• _ACTIVITY_
Leaving the pictures aside, restate all of the data exactly.

• _Records excerpted from a collection_
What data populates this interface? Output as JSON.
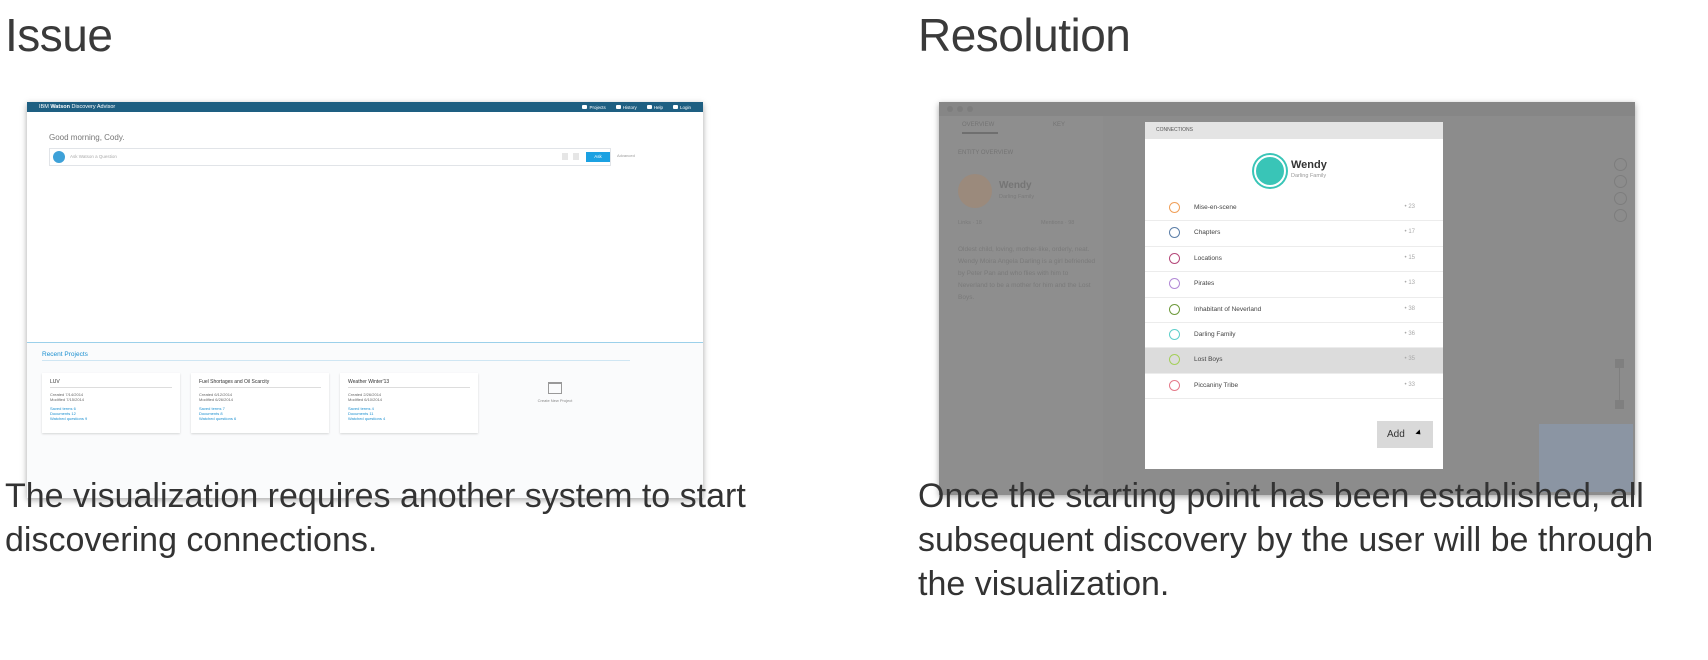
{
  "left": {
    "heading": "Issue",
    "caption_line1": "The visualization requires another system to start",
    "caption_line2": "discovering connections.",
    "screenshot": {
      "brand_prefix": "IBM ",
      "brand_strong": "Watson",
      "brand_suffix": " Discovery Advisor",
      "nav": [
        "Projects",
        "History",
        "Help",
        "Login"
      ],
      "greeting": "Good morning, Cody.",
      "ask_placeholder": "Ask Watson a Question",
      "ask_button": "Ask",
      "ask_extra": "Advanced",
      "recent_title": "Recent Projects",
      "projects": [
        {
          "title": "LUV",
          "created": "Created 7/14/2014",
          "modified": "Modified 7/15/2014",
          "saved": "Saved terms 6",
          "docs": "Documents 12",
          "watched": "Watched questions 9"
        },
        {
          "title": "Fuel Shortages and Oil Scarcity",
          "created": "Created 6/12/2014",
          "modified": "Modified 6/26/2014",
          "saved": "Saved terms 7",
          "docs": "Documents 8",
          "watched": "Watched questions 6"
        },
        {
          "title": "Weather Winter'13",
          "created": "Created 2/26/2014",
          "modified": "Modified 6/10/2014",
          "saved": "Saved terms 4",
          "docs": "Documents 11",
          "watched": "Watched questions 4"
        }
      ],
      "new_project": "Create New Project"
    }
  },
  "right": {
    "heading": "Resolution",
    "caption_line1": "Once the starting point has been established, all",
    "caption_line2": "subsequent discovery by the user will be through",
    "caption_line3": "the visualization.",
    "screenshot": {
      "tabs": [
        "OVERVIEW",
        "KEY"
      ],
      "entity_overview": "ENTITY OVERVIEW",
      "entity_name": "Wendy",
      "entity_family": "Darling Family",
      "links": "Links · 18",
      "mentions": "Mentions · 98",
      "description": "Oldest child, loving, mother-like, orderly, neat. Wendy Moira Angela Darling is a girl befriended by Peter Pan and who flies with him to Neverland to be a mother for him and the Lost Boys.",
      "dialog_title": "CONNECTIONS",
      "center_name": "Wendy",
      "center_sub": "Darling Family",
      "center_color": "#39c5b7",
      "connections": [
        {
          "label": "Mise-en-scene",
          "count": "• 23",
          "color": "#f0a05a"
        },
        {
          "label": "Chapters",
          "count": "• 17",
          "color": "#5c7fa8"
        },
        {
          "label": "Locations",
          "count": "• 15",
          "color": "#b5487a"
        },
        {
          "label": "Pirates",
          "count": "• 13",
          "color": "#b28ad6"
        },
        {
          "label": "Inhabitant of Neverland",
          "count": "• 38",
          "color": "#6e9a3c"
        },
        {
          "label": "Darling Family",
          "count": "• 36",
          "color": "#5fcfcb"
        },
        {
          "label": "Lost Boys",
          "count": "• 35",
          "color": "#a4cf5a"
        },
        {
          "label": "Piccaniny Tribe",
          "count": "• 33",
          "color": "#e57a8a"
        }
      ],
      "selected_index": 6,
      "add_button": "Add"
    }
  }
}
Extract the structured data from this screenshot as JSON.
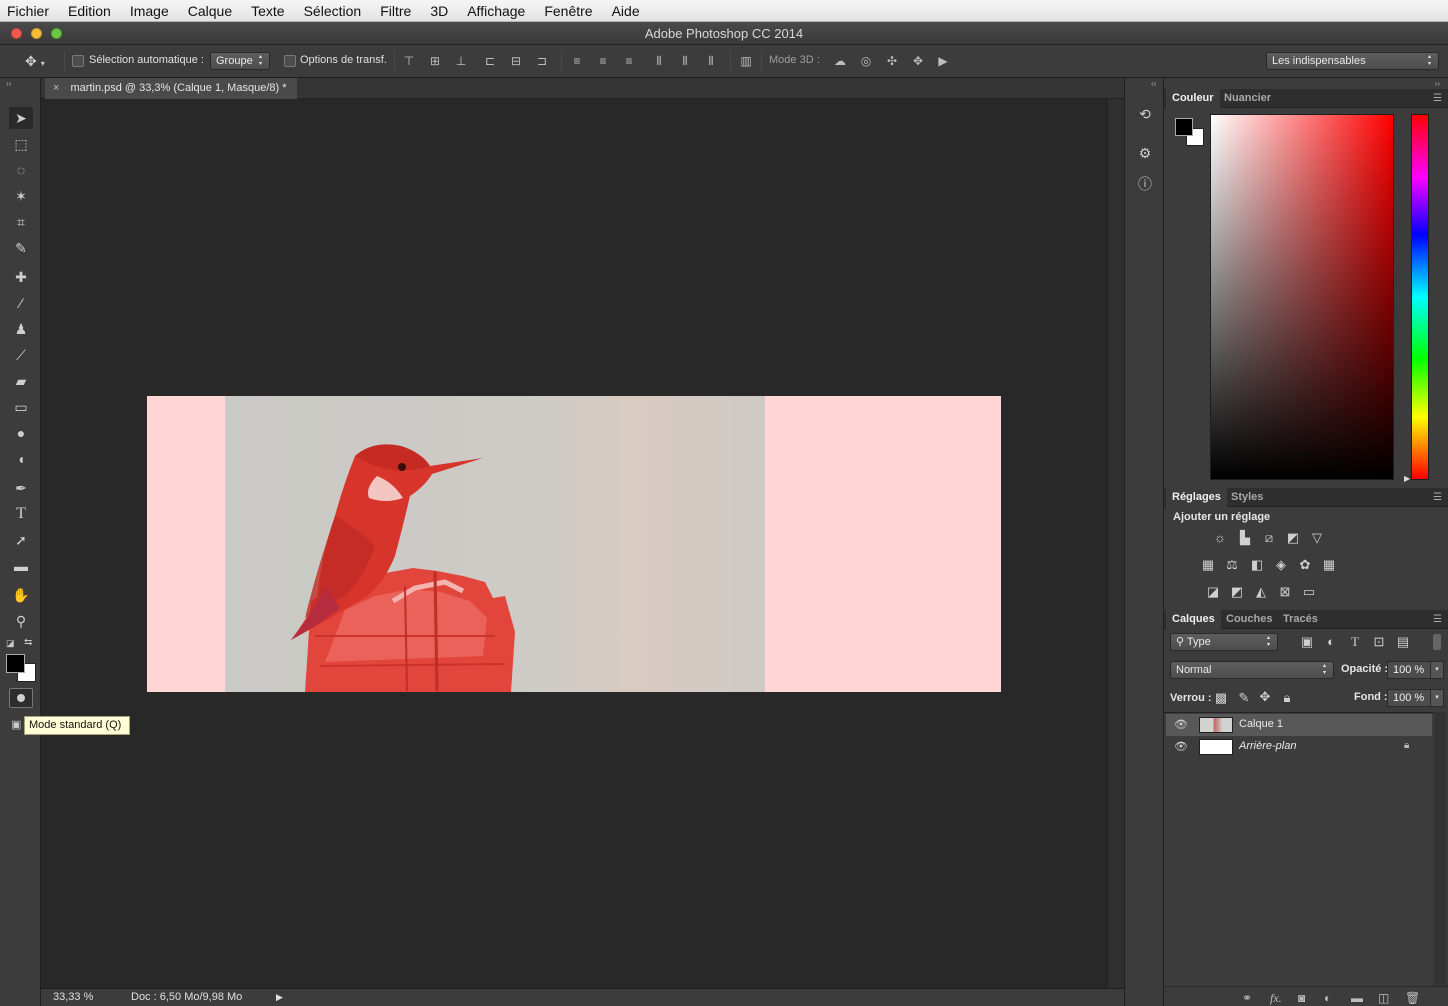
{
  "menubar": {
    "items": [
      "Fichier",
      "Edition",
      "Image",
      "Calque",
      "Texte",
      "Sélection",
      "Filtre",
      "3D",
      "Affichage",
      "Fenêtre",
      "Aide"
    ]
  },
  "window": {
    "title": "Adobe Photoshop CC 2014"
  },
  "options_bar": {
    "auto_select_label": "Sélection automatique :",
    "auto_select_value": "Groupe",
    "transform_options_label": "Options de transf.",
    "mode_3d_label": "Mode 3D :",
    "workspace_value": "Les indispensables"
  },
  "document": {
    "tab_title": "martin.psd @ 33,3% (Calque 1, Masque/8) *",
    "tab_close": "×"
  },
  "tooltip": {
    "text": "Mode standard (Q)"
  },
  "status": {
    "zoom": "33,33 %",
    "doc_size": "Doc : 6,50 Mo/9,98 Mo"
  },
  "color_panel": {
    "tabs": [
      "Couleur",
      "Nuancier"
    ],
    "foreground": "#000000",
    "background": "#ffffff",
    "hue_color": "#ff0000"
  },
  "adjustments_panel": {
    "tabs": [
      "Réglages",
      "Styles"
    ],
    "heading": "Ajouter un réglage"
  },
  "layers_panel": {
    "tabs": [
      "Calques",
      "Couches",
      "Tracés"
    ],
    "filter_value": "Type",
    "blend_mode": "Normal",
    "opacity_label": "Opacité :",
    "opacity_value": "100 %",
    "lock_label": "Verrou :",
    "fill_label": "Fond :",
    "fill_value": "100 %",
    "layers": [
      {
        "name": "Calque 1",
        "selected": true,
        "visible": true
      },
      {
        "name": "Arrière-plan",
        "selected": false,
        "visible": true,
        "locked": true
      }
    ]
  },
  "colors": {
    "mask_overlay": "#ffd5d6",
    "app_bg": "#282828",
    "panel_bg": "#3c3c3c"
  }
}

• _OUTPUT BELOW_
What data populates this interface? Output as JSON.
{
  "left": {
    "heading": "Issue",
    "caption_line1": "The visualization requires another system to start",
    "caption_line2": "discovering connections.",
    "screenshot": {
      "brand_prefix": "IBM ",
      "brand_strong": "Watson",
      "brand_suffix": " Discovery Advisor",
      "nav": [
        "Projects",
        "History",
        "Help",
        "Login"
      ],
      "greeting": "Good morning, Cody.",
      "ask_placeholder": "Ask Watson a Question",
      "ask_button": "Ask",
      "ask_extra": "Advanced",
      "recent_title": "Recent Projects",
      "projects": [
        {
          "title": "LUV",
          "created": "Created 7/14/2014",
          "modified": "Modified 7/15/2014",
          "saved": "Saved terms 6",
          "docs": "Documents 12",
          "watched": "Watched questions 9"
        },
        {
          "title": "Fuel Shortages and Oil Scarcity",
          "created": "Created 6/12/2014",
          "modified": "Modified 6/26/2014",
          "saved": "Saved terms 7",
          "docs": "Documents 8",
          "watched": "Watched questions 6"
        },
        {
          "title": "Weather Winter'13",
          "created": "Created 2/26/2014",
          "modified": "Modified 6/10/2014",
          "saved": "Saved terms 4",
          "docs": "Documents 11",
          "watched": "Watched questions 4"
        }
      ],
      "new_project": "Create New Project"
    }
  },
  "right": {
    "heading": "Resolution",
    "caption_line1": "Once the starting point has been established, all",
    "caption_line2": "subsequent discovery by the user will be through",
    "caption_line3": "the visualization.",
    "screenshot": {
      "tabs": [
        "OVERVIEW",
        "KEY"
      ],
      "entity_overview": "ENTITY OVERVIEW",
      "entity_name": "Wendy",
      "entity_family": "Darling Family",
      "links": "Links · 18",
      "mentions": "Mentions · 98",
      "description": "Oldest child, loving, mother-like, orderly, neat. Wendy Moira Angela Darling is a girl befriended by Peter Pan and who flies with him to Neverland to be a mother for him and the Lost Boys.",
      "dialog_title": "CONNECTIONS",
      "center_name": "Wendy",
      "center_sub": "Darling Family",
      "center_color": "#39c5b7",
      "connections": [
        {
          "label": "Mise-en-scene",
          "count": "• 23",
          "color": "#f0a05a"
        },
        {
          "label": "Chapters",
          "count": "• 17",
          "color": "#5c7fa8"
        },
        {
          "label": "Locations",
          "count": "• 15",
          "color": "#b5487a"
        },
        {
          "label": "Pirates",
          "count": "• 13",
          "color": "#b28ad6"
        },
        {
          "label": "Inhabitant of Neverland",
          "count": "• 38",
          "color": "#6e9a3c"
        },
        {
          "label": "Darling Family",
          "count": "• 36",
          "color": "#5fcfcb"
        },
        {
          "label": "Lost Boys",
          "count": "• 35",
          "color": "#a4cf5a"
        },
        {
          "label": "Piccaniny Tribe",
          "count": "• 33",
          "color": "#e57a8a"
        }
      ],
      "selected_index": 6,
      "add_button": "Add"
    }
  }
}
Extract the structured data from this screenshot as JSON.
{
  "menubar": {
    "items": [
      "Fichier",
      "Edition",
      "Image",
      "Calque",
      "Texte",
      "Sélection",
      "Filtre",
      "3D",
      "Affichage",
      "Fenêtre",
      "Aide"
    ]
  },
  "window": {
    "title": "Adobe Photoshop CC 2014"
  },
  "options_bar": {
    "auto_select_label": "Sélection automatique :",
    "auto_select_value": "Groupe",
    "transform_options_label": "Options de transf.",
    "mode_3d_label": "Mode 3D :",
    "workspace_value": "Les indispensables"
  },
  "document": {
    "tab_title": "martin.psd @ 33,3% (Calque 1, Masque/8) *",
    "tab_close": "×"
  },
  "tooltip": {
    "text": "Mode standard (Q)"
  },
  "status": {
    "zoom": "33,33 %",
    "doc_size": "Doc : 6,50 Mo/9,98 Mo"
  },
  "color_panel": {
    "tabs": [
      "Couleur",
      "Nuancier"
    ],
    "foreground": "#000000",
    "background": "#ffffff",
    "hue_color": "#ff0000"
  },
  "adjustments_panel": {
    "tabs": [
      "Réglages",
      "Styles"
    ],
    "heading": "Ajouter un réglage"
  },
  "layers_panel": {
    "tabs": [
      "Calques",
      "Couches",
      "Tracés"
    ],
    "filter_value": "Type",
    "blend_mode": "Normal",
    "opacity_label": "Opacité :",
    "opacity_value": "100 %",
    "lock_label": "Verrou :",
    "fill_label": "Fond :",
    "fill_value": "100 %",
    "layers": [
      {
        "name": "Calque 1",
        "selected": true,
        "visible": true
      },
      {
        "name": "Arrière-plan",
        "selected": false,
        "visible": true,
        "locked": true
      }
    ]
  },
  "colors": {
    "mask_overlay": "#ffd5d6",
    "app_bg": "#282828",
    "panel_bg": "#3c3c3c"
  }
}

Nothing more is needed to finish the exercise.